The lottery is a game of chance in which winners are selected by drawing lots. It is a popular form of gambling that encourages people to pay a small amount to be in with a chance of winning a large prize, often administered by state or federal governments. Lottery prizes can range from cash to goods and services. It is also a popular way to raise funds for charity. It can be a fun activity for both young and old people alike.
Unlike most other games of chance, the odds in the lottery are based on mathematics. Therefore, you can use a number of mathematical strategies to improve your chances of winning. One of the most common is to buy more tickets. Purchasing more tickets will increase your chances of winning by reducing the pool of numbers that must be drawn. You can also choose numbers that are not close together, because other people might pick the same sequence. Another strategy is to join a lottery group, which can help you purchase more tickets and improve your odds of winning.
Many states have adopted the lottery as a means to generate revenue. This money can be used to fund programs, such as education, healthcare, and road work. In addition, it can provide relief from taxes for the middle class and working classes. While this is an important source of funding, it should not be the sole source of a state’s income.
While the lottery can provide a good source of income for a state, it can have negative effects on society. The lottery is often a source of addiction for some people. It can also lead to poor decisions and a lack of financial responsibility. There are also several cases where lottery winners have gone broke after winning the jackpot. Despite these negative effects, many states continue to promote the lottery as a way for people to increase their wealth.

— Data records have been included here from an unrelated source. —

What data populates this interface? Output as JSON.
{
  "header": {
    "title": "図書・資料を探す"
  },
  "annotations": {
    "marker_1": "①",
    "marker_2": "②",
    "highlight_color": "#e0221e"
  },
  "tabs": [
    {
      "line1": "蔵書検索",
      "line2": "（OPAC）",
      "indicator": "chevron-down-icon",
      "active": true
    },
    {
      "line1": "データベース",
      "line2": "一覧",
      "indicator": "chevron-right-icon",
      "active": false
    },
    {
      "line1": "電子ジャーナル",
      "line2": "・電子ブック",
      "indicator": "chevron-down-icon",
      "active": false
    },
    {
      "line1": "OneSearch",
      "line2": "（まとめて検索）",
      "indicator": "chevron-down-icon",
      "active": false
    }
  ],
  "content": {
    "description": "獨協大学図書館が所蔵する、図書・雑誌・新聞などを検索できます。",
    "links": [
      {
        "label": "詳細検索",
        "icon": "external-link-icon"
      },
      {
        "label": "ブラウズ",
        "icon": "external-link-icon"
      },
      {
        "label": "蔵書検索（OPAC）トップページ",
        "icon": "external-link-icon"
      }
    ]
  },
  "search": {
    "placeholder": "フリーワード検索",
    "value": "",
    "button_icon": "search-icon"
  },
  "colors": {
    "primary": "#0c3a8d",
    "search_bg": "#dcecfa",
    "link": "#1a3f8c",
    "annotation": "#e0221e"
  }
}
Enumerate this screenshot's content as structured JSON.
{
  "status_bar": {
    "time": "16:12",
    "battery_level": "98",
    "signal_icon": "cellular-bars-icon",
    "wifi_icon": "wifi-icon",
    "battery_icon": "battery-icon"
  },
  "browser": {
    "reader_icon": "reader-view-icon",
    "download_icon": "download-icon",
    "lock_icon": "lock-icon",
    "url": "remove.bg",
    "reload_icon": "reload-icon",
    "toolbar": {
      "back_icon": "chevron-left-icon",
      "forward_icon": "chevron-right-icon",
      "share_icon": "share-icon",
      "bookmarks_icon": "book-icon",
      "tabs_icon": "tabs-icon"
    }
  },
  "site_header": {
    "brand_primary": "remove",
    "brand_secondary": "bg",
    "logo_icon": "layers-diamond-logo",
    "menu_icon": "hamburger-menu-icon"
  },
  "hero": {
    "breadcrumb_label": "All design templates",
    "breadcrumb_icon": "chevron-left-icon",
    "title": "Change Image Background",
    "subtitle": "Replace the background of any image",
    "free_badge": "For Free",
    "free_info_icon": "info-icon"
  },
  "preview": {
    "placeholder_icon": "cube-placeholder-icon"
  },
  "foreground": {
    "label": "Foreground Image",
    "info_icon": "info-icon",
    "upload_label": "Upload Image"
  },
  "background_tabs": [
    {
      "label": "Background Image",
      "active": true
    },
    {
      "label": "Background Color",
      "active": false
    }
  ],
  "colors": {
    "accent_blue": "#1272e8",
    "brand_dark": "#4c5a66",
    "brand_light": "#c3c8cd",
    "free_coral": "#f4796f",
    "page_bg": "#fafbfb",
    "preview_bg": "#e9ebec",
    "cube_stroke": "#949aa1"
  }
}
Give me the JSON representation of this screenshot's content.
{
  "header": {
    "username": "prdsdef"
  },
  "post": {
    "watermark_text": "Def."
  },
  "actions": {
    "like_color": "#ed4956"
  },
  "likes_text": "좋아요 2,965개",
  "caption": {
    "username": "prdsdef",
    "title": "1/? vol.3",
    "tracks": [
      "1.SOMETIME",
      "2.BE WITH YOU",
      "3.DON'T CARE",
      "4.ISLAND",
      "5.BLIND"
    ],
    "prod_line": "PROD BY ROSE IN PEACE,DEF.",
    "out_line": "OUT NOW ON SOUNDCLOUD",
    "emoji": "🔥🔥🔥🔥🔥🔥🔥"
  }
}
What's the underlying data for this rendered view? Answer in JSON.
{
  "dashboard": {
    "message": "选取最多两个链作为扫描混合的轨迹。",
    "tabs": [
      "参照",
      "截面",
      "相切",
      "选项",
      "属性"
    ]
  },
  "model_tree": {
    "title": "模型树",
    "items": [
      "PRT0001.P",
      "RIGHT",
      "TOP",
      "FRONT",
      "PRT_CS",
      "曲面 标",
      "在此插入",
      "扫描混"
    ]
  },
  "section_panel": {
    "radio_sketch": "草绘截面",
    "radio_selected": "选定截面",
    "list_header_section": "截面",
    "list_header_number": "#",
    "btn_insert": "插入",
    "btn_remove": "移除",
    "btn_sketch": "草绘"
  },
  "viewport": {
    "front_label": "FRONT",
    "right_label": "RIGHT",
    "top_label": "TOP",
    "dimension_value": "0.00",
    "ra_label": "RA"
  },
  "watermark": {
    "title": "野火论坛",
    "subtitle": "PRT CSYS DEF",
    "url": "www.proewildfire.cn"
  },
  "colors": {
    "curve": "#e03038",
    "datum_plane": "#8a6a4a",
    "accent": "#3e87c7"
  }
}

If you’re thinking of trying the lottery, it’s essential to understand how the odds work. You can learn about the probability of winning by visiting a site that offers free lottery results. The site will provide you with a detailed chart that shows the odds of winning different prize amounts. It will also show you how much the top prize winner has won in previous draws.
The odds of winning the lottery are slim, but it is possible to win big by playing smart. In order to maximize your chances of winning, be sure to read the rules and regulations of the lottery you’re interested in before buying a ticket. Also, choose numbers with a high success-to-failure ratio. This will improve your chances of success, and you’ll save yourself some time and money. You can also consider choosing an annuity instead of a lump sum. This will prevent you from blowing through all of your winnings in a short period of time, which is known as the “lottery curse.” Lastly, be sure to set aside a portion of your winnings every year.